There is hope for our dying CCTV super hero. For those of you interested in mega pixel resolutions but feel at a loss with the thought of scrapping your investments in your analog systems. For those of you who are hesitant of exploring into a whole new technology. Let me introduce you to analogs side-kick: TheHybrid and Hybrid Federal!!! Feel comfortable in your transition into an IP based mega pixel system without the loss of your current analogs. Simply by replacing the current DVR with our Hybrid you can attach your current cameras and add additional Hi-Def mega pixel cameras where they are most beneficial.
HD-SDI: Analogs Savoir
I’ll begin with what HD-SDI stands for: High Definition Serial Digital Interface.

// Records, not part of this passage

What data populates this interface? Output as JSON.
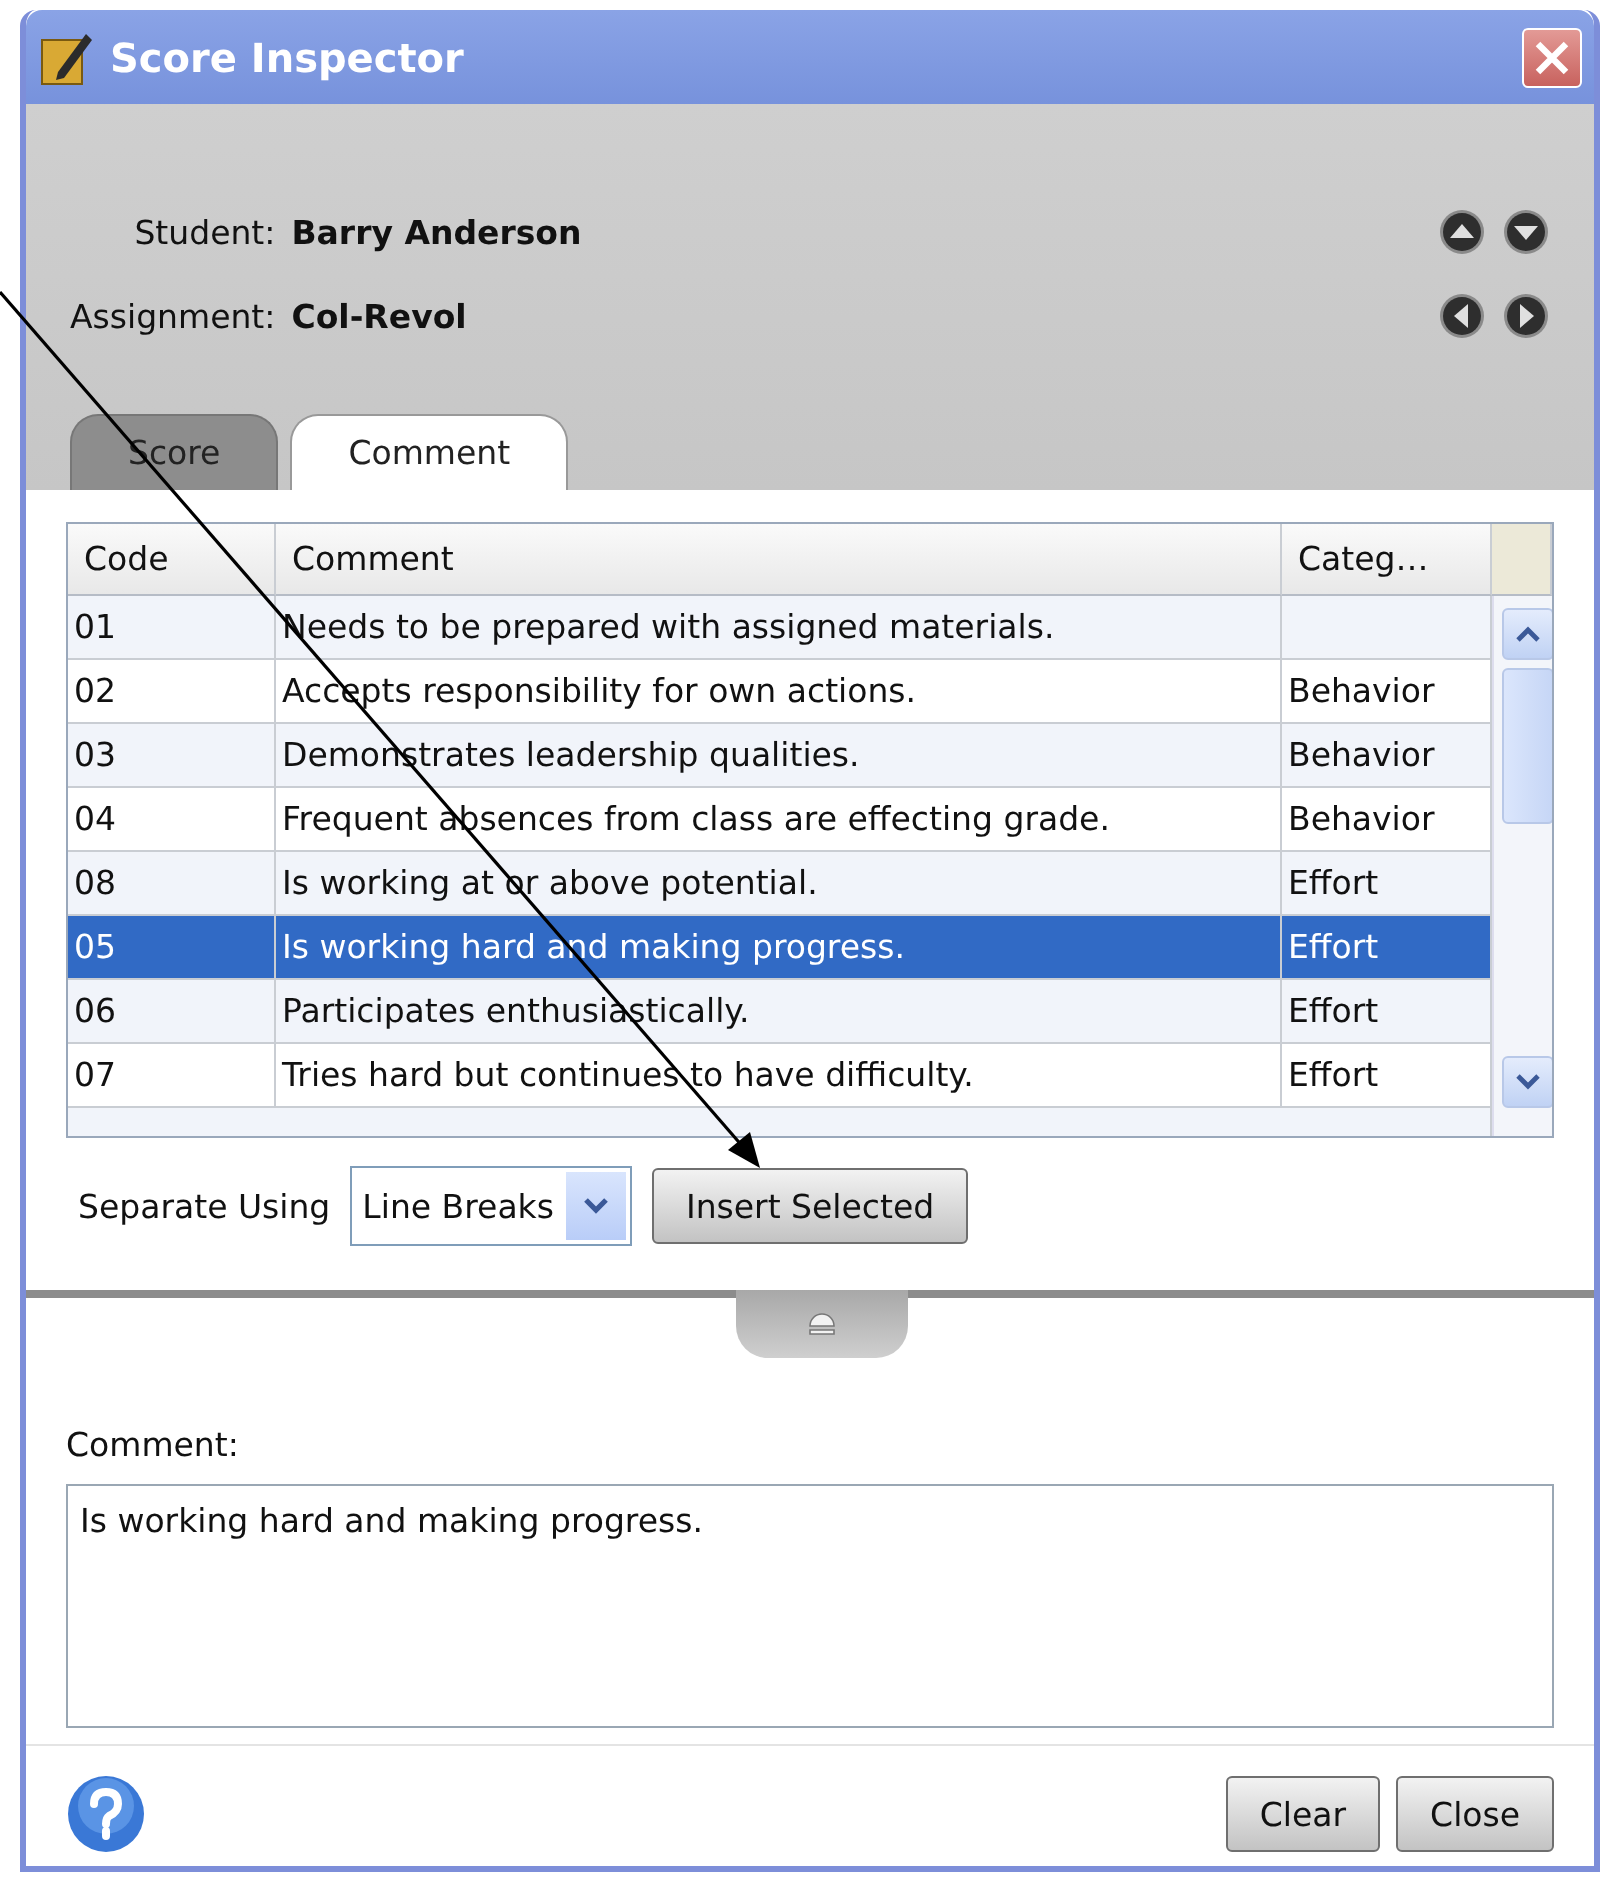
{
  "window": {
    "title": "Score Inspector"
  },
  "student": {
    "label": "Student:",
    "value": "Barry Anderson"
  },
  "assignment": {
    "label": "Assignment:",
    "value": "Col-Revol"
  },
  "tabs": [
    {
      "label": "Score",
      "selected": false
    },
    {
      "label": "Comment",
      "selected": true
    }
  ],
  "table": {
    "columns": [
      "Code",
      "Comment",
      "Categ…"
    ],
    "rows": [
      {
        "code": "01",
        "comment": "Needs to be prepared with assigned materials.",
        "selected": false
      },
      {
        "code": "02",
        "comment": "Accepts responsibility for own actions.",
        "category": "Behavior",
        "selected": false
      },
      {
        "code": "03",
        "comment": "Demonstrates leadership qualities.",
        "category": "Behavior",
        "selected": false
      },
      {
        "code": "04",
        "comment": "Frequent absences from class are effecting grade.",
        "category": "Behavior",
        "selected": false
      },
      {
        "code": "08",
        "comment": "Is working at or above potential.",
        "category": "Effort",
        "selected": false
      },
      {
        "code": "05",
        "comment": "Is working hard and making progress.",
        "category": "Effort",
        "selected": true
      },
      {
        "code": "06",
        "comment": "Participates enthusiastically.",
        "category": "Effort",
        "selected": false
      },
      {
        "code": "07",
        "comment": "Tries hard but continues to have difficulty.",
        "category": "Effort",
        "selected": false
      }
    ]
  },
  "separate": {
    "label": "Separate Using",
    "value": "Line Breaks"
  },
  "insert_button": "Insert Selected",
  "comment": {
    "label": "Comment:",
    "value": "Is working hard and making progress."
  },
  "buttons": [
    "Clear",
    "Close"
  ]
}
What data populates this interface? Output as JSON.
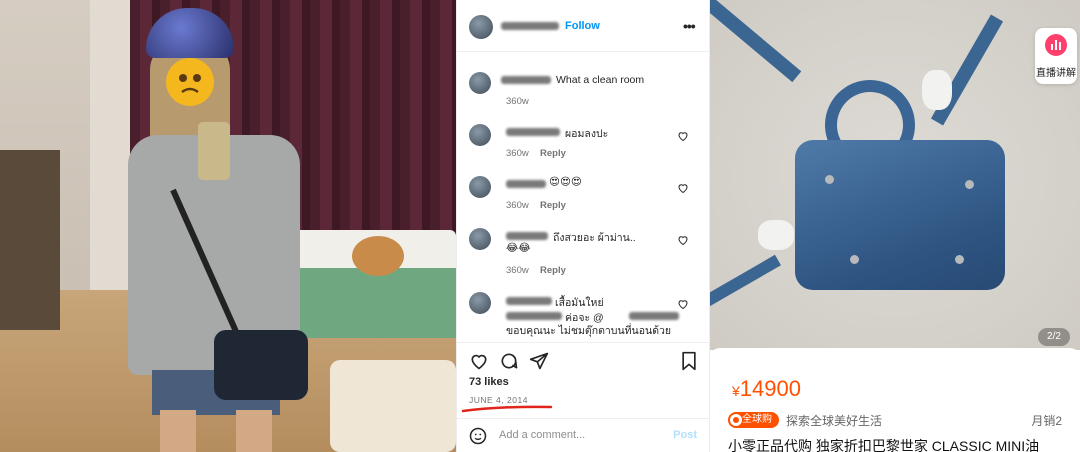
{
  "instagram": {
    "header": {
      "follow_label": "Follow",
      "more_icon": "more-dots-icon"
    },
    "comments": [
      {
        "text": "What a clean room",
        "time": "360w",
        "reply": ""
      },
      {
        "text": "ผอมลงปะ",
        "time": "360w",
        "reply": "Reply"
      },
      {
        "text": "😍😍😍",
        "time": "360w",
        "reply": "Reply"
      },
      {
        "text": "ถึงสวยอะ ผ้าม่าน..",
        "time": "360w",
        "reply": "Reply"
      },
      {
        "text": "😂😂",
        "time": "360w",
        "reply": "Reply"
      },
      {
        "text": "เสื้อมันใหย่",
        "text2": "ค่อจะ @",
        "text3": "ขอบคุณนะ ไม่ชมตุ๊กตาบนที่นอนด้วย"
      }
    ],
    "likes": "73 likes",
    "date": "JUNE 4, 2014",
    "add_comment_placeholder": "Add a comment...",
    "post_label": "Post",
    "colors": {
      "follow": "#0095f6",
      "underline": "#e0261c"
    }
  },
  "product": {
    "live_label": "直播讲解",
    "image_counter": "2/2",
    "price_symbol": "¥",
    "price_value": "14900",
    "badge_label": "全球购",
    "store_name": "探索全球美好生活",
    "sales": "月销2",
    "title": "小零正品代购 独家折扣巴黎世家 CLASSIC MINI油",
    "colors": {
      "price": "#ff5000",
      "badge": "#ff5000",
      "live_icon": "#ff3f6c"
    }
  }
}
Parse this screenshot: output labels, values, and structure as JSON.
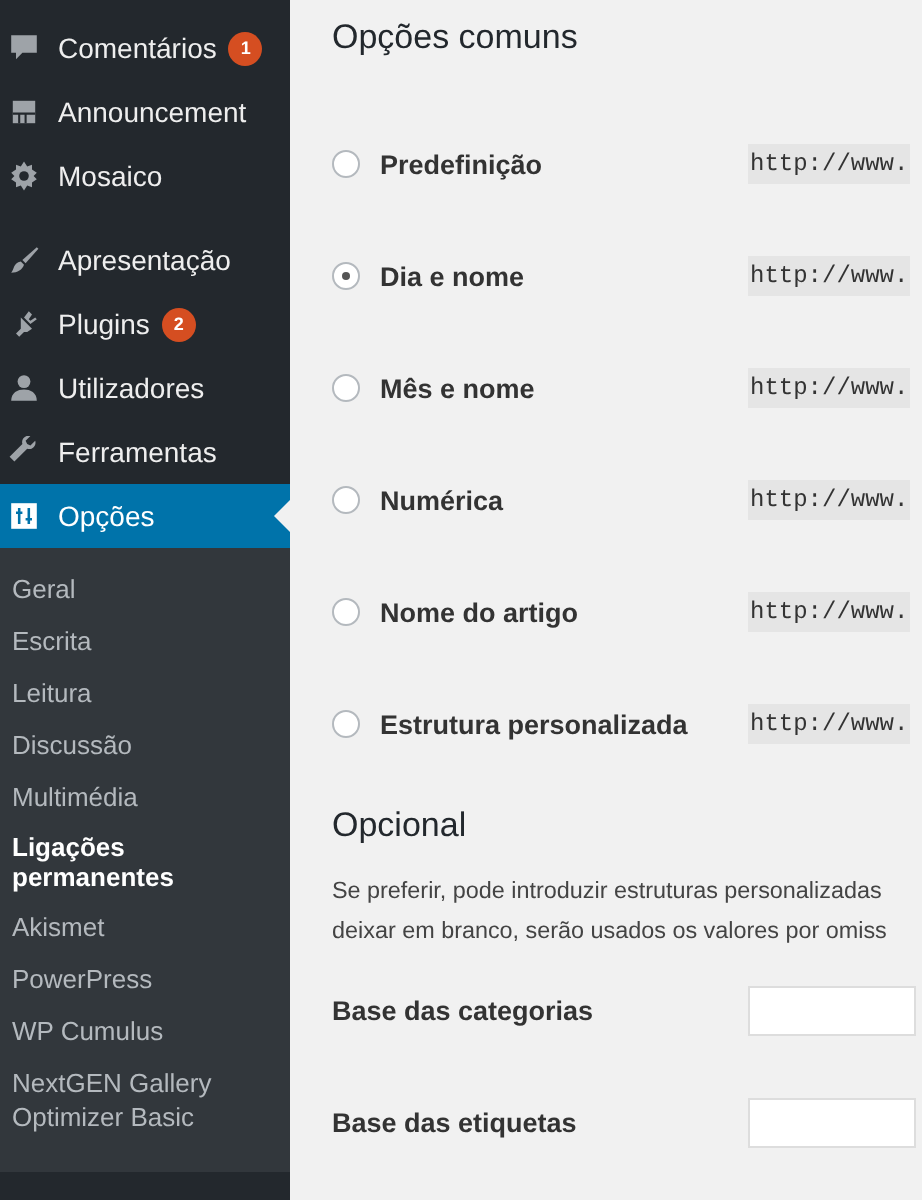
{
  "sidebar": {
    "menu": [
      {
        "label": "Comentários",
        "badge": "1",
        "selected": false
      },
      {
        "label": "Announcement",
        "selected": false
      },
      {
        "label": "Mosaico",
        "selected": false
      },
      {
        "label": "Apresentação",
        "selected": false
      },
      {
        "label": "Plugins",
        "badge": "2",
        "selected": false
      },
      {
        "label": "Utilizadores",
        "selected": false
      },
      {
        "label": "Ferramentas",
        "selected": false
      },
      {
        "label": "Opções",
        "selected": true
      }
    ],
    "submenu": [
      {
        "label": "Geral",
        "selected": false
      },
      {
        "label": "Escrita",
        "selected": false
      },
      {
        "label": "Leitura",
        "selected": false
      },
      {
        "label": "Discussão",
        "selected": false
      },
      {
        "label": "Multimédia",
        "selected": false
      },
      {
        "label": "Ligações permanentes",
        "selected": true
      },
      {
        "label": "Akismet",
        "selected": false
      },
      {
        "label": "PowerPress",
        "selected": false
      },
      {
        "label": "WP Cumulus",
        "selected": false
      },
      {
        "label": "NextGEN Gallery Optimizer Basic",
        "selected": false
      }
    ]
  },
  "main": {
    "common": {
      "heading": "Opções comuns",
      "options": [
        {
          "label": "Predefinição",
          "selected": false,
          "example": "http://www."
        },
        {
          "label": "Dia e nome",
          "selected": true,
          "example": "http://www."
        },
        {
          "label": "Mês e nome",
          "selected": false,
          "example": "http://www."
        },
        {
          "label": "Numérica",
          "selected": false,
          "example": "http://www."
        },
        {
          "label": "Nome do artigo",
          "selected": false,
          "example": "http://www."
        },
        {
          "label": "Estrutura personalizada",
          "selected": false,
          "example": "http://www."
        }
      ]
    },
    "optional": {
      "heading": "Opcional",
      "description_lines": [
        "Se preferir, pode introduzir estruturas personalizadas",
        "deixar em branco, serão usados os valores por omiss"
      ],
      "fields": [
        {
          "label": "Base das categorias"
        },
        {
          "label": "Base das etiquetas"
        }
      ]
    }
  }
}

This recent analog interface introduced by the SMPTE (Society of Motion Picture and Television Engineers) and is an upgrade to the current SD-SDI (Standard Definition Serial Digital Interface). What an HD-SDI camera does is it allows you the ability to have megapixel resolutions in a non-network fashion. Utilizing an HD-SDI DVR, it also gives you the ability to upgrade your system without rerunning cables. For those of you thinking about going IP based mega pixel cameras, compare the upgrading cost of your system along with the time and material to run new data lines. Without the necessity of an intricate high speed network or a large capacity of storage space, HD-SDI avoids this venture. Bottom line is, HD-SDI makes for an easy transition to higher-end megapixel solutions, with half of the cost of a network based Mega Pixel system and the time cost of reconfiguring your site. It’s as simple as replacing your current DVR and cameras with HD-SDI products utilizing the same existing coaxial wiring.
Analogs Successor: The Mega Pixel Camera
Pixels, Pixels, Pixels! High-Def resolution is the number of pixels that make up the picture on your HD Television or monitor screen. A Mega Pixel camera has the quality of capturing footage consisting of high amounts of pixels. IP cameras nowadays are becoming more relevant with higher end HD or High Definition video resolutions. You might have heard of phrases like “megapixel” associated along with IP cameras but please be weary, not all IP cameras are megapixel resolutions. An IP based mega pixel camera uses data lines (Cat5e/Cat6) to transmit the video signal through the network in digital form, which means the NVR (Network Video Recorder) or software will not need to decode the video footage back to digital.
For example, a full 1080P (1920x1080 or 2MP) means that there are 1,920 individual colored points of light across your screen's width and 1,080 across its height for a total of 2,073,600 pixels. Each pixel is capable of changing color as needed to display images on your screen. The higher a screen's resolution, the clearer the images it can display. When you hear the terminology of 2MP this is defined by how many individual pixels make up a mega pixel. With this technology you are not limited to just 1.3- 3MP qualities. You can, depending on your demand and of course budget, obtain higher resolutions. Just imagine 5MP, 12MP, 22MP resolutions!!!
For all footage across every system, after video is recorded it can be magnified (zoomed in) but only digitally either through a computer or the DVR (if capable). That means, the individual pixels that create the picture can be made bigger. However, for analog footage, there will be no real advantage at detail due to the low-res of pixels.
Essentially, I hoped you walked away with the following understanding: